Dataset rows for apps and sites
■ ■ ■

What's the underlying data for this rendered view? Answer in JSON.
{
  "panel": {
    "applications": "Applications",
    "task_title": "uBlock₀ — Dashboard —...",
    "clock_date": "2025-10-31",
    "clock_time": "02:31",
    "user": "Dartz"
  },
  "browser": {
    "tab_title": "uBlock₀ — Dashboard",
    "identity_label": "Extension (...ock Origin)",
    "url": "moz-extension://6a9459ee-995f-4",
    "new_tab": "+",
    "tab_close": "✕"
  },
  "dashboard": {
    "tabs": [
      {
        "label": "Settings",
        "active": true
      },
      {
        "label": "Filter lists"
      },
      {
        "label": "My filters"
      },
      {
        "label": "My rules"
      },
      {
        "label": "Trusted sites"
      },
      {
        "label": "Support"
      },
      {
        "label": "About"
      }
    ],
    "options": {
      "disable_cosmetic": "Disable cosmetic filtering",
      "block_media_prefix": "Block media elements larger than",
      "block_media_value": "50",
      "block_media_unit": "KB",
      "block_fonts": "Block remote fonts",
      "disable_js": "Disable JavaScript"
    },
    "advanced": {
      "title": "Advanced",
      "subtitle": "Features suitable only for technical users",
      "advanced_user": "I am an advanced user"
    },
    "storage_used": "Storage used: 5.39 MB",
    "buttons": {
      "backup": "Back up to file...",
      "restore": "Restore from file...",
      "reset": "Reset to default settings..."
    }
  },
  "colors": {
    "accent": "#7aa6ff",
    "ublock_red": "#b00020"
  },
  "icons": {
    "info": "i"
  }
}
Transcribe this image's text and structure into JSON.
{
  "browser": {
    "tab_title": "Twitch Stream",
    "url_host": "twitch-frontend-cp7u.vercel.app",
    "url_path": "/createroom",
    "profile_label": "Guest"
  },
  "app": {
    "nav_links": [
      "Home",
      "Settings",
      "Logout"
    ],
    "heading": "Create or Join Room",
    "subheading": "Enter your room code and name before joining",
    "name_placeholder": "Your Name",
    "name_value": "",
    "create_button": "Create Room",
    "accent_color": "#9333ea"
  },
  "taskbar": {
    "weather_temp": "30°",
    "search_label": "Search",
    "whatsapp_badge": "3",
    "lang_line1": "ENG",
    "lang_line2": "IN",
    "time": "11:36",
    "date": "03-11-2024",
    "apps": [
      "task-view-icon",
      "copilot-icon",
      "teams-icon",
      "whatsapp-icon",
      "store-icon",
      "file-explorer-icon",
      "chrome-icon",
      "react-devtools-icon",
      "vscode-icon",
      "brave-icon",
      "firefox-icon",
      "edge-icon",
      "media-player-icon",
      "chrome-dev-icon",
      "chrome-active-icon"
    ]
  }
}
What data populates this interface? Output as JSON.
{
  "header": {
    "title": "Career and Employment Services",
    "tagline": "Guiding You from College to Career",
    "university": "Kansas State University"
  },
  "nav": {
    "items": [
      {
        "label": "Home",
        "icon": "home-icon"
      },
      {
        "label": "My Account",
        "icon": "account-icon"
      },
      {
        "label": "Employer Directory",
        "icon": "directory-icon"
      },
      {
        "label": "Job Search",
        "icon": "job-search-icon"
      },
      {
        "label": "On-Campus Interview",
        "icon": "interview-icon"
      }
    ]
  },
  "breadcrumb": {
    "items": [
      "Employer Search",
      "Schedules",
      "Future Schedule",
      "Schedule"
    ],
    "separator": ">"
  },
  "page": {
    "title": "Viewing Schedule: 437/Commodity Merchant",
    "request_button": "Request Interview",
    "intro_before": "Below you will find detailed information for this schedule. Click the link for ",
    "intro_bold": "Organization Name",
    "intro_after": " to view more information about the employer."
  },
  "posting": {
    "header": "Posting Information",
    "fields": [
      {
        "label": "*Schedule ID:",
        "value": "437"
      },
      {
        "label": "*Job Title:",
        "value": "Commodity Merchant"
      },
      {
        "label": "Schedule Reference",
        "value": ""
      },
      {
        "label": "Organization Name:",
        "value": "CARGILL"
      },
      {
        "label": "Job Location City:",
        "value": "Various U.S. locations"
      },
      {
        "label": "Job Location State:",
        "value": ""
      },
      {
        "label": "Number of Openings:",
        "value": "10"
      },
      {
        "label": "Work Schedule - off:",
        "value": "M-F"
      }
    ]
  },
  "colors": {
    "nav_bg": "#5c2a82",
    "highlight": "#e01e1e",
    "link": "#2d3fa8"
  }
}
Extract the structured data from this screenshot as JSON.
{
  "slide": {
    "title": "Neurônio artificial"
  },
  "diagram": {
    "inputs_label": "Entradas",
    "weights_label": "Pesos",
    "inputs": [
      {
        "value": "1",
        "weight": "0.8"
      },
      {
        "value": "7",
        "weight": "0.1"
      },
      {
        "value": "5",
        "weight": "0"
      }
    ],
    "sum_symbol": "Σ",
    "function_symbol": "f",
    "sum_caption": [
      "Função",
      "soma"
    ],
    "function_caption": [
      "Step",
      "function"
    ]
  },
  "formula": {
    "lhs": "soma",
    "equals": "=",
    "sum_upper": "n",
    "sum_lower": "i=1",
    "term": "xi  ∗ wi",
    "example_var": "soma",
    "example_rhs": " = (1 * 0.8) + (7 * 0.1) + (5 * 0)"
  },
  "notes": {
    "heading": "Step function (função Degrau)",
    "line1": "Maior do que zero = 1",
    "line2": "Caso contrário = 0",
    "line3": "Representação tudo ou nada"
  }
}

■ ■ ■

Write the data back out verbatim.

What's the underlying data for this rendered view? Answer in JSON.
{
  "panel": {
    "applications": "Applications",
    "task_title": "uBlock₀ — Dashboard —...",
    "clock_date": "2025-10-31",
    "clock_time": "02:31",
    "user": "Dartz"
  },
  "browser": {
    "tab_title": "uBlock₀ — Dashboard",
    "identity_label": "Extension (...ock Origin)",
    "url": "moz-extension://6a9459ee-995f-4",
    "new_tab": "+",
    "tab_close": "✕"
  },
  "dashboard": {
    "tabs": [
      {
        "label": "Settings",
        "active": true
      },
      {
        "label": "Filter lists"
      },
      {
        "label": "My filters"
      },
      {
        "label": "My rules"
      },
      {
        "label": "Trusted sites"
      },
      {
        "label": "Support"
      },
      {
        "label": "About"
      }
    ],
    "options": {
      "disable_cosmetic": "Disable cosmetic filtering",
      "block_media_prefix": "Block media elements larger than",
      "block_media_value": "50",
      "block_media_unit": "KB",
      "block_fonts": "Block remote fonts",
      "disable_js": "Disable JavaScript"
    },
    "advanced": {
      "title": "Advanced",
      "subtitle": "Features suitable only for technical users",
      "advanced_user": "I am an advanced user"
    },
    "storage_used": "Storage used: 5.39 MB",
    "buttons": {
      "backup": "Back up to file...",
      "restore": "Restore from file...",
      "reset": "Reset to default settings..."
    }
  },
  "colors": {
    "accent": "#7aa6ff",
    "ublock_red": "#b00020"
  },
  "icons": {
    "info": "i"
  }
}
Transcribe this image's text and structure into JSON.
{
  "browser": {
    "tab_title": "Twitch Stream",
    "url_host": "twitch-frontend-cp7u.vercel.app",
    "url_path": "/createroom",
    "profile_label": "Guest"
  },
  "app": {
    "nav_links": [
      "Home",
      "Settings",
      "Logout"
    ],
    "heading": "Create or Join Room",
    "subheading": "Enter your room code and name before joining",
    "name_placeholder": "Your Name",
    "name_value": "",
    "create_button": "Create Room",
    "accent_color": "#9333ea"
  },
  "taskbar": {
    "weather_temp": "30°",
    "search_label": "Search",
    "whatsapp_badge": "3",
    "lang_line1": "ENG",
    "lang_line2": "IN",
    "time": "11:36",
    "date": "03-11-2024",
    "apps": [
      "task-view-icon",
      "copilot-icon",
      "teams-icon",
      "whatsapp-icon",
      "store-icon",
      "file-explorer-icon",
      "chrome-icon",
      "react-devtools-icon",
      "vscode-icon",
      "brave-icon",
      "firefox-icon",
      "edge-icon",
      "media-player-icon",
      "chrome-dev-icon",
      "chrome-active-icon"
    ]
  }
}
What data populates this interface? Output as JSON.
{
  "header": {
    "title": "Career and Employment Services",
    "tagline": "Guiding You from College to Career",
    "university": "Kansas State University"
  },
  "nav": {
    "items": [
      {
        "label": "Home",
        "icon": "home-icon"
      },
      {
        "label": "My Account",
        "icon": "account-icon"
      },
      {
        "label": "Employer Directory",
        "icon": "directory-icon"
      },
      {
        "label": "Job Search",
        "icon": "job-search-icon"
      },
      {
        "label": "On-Campus Interview",
        "icon": "interview-icon"
      }
    ]
  },
  "breadcrumb": {
    "items": [
      "Employer Search",
      "Schedules",
      "Future Schedule",
      "Schedule"
    ],
    "separator": ">"
  },
  "page": {
    "title": "Viewing Schedule: 437/Commodity Merchant",
    "request_button": "Request Interview",
    "intro_before": "Below you will find detailed information for this schedule. Click the link for ",
    "intro_bold": "Organization Name",
    "intro_after": " to view more information about the employer."
  },
  "posting": {
    "header": "Posting Information",
    "fields": [
      {
        "label": "*Schedule ID:",
        "value": "437"
      },
      {
        "label": "*Job Title:",
        "value": "Commodity Merchant"
      },
      {
        "label": "Schedule Reference",
        "value": ""
      },
      {
        "label": "Organization Name:",
        "value": "CARGILL"
      },
      {
        "label": "Job Location City:",
        "value": "Various U.S. locations"
      },
      {
        "label": "Job Location State:",
        "value": ""
      },
      {
        "label": "Number of Openings:",
        "value": "10"
      },
      {
        "label": "Work Schedule - off:",
        "value": "M-F"
      }
    ]
  },
  "colors": {
    "nav_bg": "#5c2a82",
    "highlight": "#e01e1e",
    "link": "#2d3fa8"
  }
}
Extract the structured data from this screenshot as JSON.
{
  "slide": {
    "title": "Neurônio artificial"
  },
  "diagram": {
    "inputs_label": "Entradas",
    "weights_label": "Pesos",
    "inputs": [
      {
        "value": "1",
        "weight": "0.8"
      },
      {
        "value": "7",
        "weight": "0.1"
      },
      {
        "value": "5",
        "weight": "0"
      }
    ],
    "sum_symbol": "Σ",
    "function_symbol": "f",
    "sum_caption": [
      "Função",
      "soma"
    ],
    "function_caption": [
      "Step",
      "function"
    ]
  },
  "formula": {
    "lhs": "soma",
    "equals": "=",
    "sum_upper": "n",
    "sum_lower": "i=1",
    "term": "xi  ∗ wi",
    "example_var": "soma",
    "example_rhs": " = (1 * 0.8) + (7 * 0.1) + (5 * 0)"
  },
  "notes": {
    "heading": "Step function (função Degrau)",
    "line1": "Maior do que zero = 1",
    "line2": "Caso contrário = 0",
    "line3": "Representação tudo ou nada"
  }
}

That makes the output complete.